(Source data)
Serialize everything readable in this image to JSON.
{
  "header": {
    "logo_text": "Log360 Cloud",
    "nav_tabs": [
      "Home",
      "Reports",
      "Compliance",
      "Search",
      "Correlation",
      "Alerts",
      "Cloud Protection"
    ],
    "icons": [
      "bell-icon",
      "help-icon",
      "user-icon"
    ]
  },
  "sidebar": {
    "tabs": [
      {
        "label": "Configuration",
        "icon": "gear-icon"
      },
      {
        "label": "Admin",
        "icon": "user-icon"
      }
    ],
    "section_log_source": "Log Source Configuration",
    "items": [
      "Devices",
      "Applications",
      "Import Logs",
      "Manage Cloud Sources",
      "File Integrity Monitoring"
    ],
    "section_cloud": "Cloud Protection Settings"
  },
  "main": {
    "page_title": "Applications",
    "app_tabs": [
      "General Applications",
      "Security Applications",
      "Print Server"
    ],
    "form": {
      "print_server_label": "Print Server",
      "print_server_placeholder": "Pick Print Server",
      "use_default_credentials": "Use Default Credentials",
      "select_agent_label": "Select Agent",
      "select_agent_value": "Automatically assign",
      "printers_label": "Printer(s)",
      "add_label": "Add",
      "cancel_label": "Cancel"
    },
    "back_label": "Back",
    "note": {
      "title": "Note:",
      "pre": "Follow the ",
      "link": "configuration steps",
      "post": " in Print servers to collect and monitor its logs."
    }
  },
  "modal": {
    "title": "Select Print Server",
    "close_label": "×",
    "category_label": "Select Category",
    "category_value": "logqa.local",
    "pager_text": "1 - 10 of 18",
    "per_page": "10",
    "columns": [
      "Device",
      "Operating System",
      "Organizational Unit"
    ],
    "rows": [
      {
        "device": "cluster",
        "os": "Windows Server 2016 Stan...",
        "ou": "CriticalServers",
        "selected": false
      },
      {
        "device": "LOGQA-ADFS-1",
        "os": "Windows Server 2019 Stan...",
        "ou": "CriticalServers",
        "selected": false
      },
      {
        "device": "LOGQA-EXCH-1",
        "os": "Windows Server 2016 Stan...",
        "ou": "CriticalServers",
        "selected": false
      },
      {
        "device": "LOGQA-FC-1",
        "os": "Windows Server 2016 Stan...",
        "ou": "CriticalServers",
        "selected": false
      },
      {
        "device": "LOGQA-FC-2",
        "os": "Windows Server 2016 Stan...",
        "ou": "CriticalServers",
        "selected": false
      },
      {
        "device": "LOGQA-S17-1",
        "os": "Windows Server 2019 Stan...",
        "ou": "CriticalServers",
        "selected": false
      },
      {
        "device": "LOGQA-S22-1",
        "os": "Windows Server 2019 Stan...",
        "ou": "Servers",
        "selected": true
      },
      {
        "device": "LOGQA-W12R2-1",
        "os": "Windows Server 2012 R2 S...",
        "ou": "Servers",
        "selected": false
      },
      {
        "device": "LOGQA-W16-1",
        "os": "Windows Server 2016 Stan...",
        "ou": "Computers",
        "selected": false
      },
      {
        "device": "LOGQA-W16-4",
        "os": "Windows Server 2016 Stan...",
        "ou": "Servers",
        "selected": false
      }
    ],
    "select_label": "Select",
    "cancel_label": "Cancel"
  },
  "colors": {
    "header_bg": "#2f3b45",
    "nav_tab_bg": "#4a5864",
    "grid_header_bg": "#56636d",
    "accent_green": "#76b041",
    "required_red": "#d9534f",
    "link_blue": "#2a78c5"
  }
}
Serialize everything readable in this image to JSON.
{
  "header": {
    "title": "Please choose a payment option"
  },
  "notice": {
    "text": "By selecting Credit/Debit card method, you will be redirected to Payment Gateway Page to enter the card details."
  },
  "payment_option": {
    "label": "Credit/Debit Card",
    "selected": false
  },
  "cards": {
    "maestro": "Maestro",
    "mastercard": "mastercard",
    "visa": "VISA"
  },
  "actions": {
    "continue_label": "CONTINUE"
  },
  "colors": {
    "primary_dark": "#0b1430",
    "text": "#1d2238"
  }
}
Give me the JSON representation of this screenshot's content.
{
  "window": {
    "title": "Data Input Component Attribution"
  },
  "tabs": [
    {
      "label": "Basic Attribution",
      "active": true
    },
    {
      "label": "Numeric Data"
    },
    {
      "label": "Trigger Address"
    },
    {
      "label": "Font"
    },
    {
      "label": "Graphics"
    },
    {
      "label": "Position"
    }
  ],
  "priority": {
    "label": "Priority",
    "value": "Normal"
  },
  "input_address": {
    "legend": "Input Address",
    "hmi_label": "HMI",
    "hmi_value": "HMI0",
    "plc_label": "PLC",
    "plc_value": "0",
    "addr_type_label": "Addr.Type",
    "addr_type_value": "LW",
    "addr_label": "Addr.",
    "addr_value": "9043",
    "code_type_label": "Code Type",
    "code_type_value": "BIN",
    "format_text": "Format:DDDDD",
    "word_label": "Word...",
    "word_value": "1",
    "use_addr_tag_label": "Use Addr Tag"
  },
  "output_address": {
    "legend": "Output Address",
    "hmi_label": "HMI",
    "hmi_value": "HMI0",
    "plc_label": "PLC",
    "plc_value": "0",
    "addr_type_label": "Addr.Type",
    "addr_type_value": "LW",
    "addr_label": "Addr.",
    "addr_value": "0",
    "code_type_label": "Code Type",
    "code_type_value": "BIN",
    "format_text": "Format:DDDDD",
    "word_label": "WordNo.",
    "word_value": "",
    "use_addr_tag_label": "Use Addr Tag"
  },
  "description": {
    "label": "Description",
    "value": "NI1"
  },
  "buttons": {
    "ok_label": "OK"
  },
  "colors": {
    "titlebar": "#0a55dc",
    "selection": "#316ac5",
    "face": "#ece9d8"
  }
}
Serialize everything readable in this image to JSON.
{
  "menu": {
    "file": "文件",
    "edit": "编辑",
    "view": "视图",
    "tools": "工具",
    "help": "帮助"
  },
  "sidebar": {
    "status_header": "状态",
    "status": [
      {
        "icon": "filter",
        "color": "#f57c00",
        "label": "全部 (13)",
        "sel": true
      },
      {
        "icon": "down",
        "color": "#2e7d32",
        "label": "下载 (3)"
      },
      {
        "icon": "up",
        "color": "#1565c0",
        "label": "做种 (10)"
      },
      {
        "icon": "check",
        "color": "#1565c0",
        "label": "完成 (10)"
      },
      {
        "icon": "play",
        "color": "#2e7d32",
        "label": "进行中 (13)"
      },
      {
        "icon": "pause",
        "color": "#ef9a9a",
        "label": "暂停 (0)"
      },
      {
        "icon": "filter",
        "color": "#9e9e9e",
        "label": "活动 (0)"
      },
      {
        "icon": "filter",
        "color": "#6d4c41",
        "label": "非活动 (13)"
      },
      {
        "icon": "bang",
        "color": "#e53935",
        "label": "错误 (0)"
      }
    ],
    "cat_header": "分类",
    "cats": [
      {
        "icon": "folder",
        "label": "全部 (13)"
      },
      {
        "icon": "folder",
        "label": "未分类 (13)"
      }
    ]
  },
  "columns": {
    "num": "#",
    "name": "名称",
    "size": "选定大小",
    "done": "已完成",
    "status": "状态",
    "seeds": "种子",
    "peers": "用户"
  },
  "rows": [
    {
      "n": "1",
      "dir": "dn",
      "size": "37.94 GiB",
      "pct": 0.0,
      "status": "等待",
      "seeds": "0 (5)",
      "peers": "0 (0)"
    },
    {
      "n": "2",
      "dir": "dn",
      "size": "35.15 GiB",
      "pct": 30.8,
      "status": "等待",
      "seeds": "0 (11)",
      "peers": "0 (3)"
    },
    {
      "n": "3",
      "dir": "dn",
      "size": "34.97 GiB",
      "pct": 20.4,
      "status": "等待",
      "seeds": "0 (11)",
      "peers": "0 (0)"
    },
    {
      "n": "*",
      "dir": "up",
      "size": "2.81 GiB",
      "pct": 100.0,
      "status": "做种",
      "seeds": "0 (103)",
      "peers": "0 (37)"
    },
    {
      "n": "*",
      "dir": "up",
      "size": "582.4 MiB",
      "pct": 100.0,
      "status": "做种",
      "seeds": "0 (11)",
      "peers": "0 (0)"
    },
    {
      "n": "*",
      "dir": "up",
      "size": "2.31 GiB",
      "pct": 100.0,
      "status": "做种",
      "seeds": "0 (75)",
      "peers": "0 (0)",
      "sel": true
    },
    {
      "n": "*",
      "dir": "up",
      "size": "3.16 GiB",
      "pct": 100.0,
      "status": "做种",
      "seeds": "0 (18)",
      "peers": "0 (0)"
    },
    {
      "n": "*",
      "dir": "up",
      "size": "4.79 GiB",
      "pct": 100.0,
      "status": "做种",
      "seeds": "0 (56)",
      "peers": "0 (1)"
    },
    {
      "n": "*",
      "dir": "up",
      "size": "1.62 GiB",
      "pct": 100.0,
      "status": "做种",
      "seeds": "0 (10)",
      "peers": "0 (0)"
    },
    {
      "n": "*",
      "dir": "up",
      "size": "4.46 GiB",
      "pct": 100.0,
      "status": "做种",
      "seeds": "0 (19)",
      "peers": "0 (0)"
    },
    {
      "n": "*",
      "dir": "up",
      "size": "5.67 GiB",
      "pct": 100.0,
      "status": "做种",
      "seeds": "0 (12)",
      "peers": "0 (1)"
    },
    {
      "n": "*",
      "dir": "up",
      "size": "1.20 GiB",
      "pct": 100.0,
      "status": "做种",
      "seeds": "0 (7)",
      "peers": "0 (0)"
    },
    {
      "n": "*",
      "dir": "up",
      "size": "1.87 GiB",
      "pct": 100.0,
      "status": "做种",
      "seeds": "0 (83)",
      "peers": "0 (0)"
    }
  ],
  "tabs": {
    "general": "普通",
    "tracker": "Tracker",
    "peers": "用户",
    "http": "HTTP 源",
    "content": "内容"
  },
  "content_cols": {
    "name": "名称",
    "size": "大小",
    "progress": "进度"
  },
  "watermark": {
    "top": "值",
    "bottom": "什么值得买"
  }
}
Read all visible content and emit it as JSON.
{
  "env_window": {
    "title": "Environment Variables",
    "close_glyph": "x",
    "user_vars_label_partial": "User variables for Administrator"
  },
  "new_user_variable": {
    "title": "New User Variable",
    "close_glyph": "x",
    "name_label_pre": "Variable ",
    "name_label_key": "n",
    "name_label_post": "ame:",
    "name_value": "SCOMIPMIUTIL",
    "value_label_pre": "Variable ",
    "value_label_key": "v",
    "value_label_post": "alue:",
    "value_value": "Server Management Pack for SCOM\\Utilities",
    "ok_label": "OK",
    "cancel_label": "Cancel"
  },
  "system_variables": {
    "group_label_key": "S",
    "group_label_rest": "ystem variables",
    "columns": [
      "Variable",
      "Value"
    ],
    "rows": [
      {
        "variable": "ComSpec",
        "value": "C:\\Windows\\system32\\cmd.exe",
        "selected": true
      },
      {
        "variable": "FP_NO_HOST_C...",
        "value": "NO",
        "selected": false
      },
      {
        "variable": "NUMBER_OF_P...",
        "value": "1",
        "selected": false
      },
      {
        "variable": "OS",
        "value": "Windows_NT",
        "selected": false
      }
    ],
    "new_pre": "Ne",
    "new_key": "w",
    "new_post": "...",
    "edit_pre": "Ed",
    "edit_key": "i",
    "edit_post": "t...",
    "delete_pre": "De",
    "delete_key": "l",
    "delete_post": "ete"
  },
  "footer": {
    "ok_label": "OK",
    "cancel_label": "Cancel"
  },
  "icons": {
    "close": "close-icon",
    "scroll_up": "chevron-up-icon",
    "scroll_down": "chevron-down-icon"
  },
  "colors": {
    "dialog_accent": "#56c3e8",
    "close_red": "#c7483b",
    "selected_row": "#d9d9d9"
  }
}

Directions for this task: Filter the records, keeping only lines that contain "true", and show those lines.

Answer section:
        "selected": true
      "active": true
        "sel": true
      "sel": true
        "selected": true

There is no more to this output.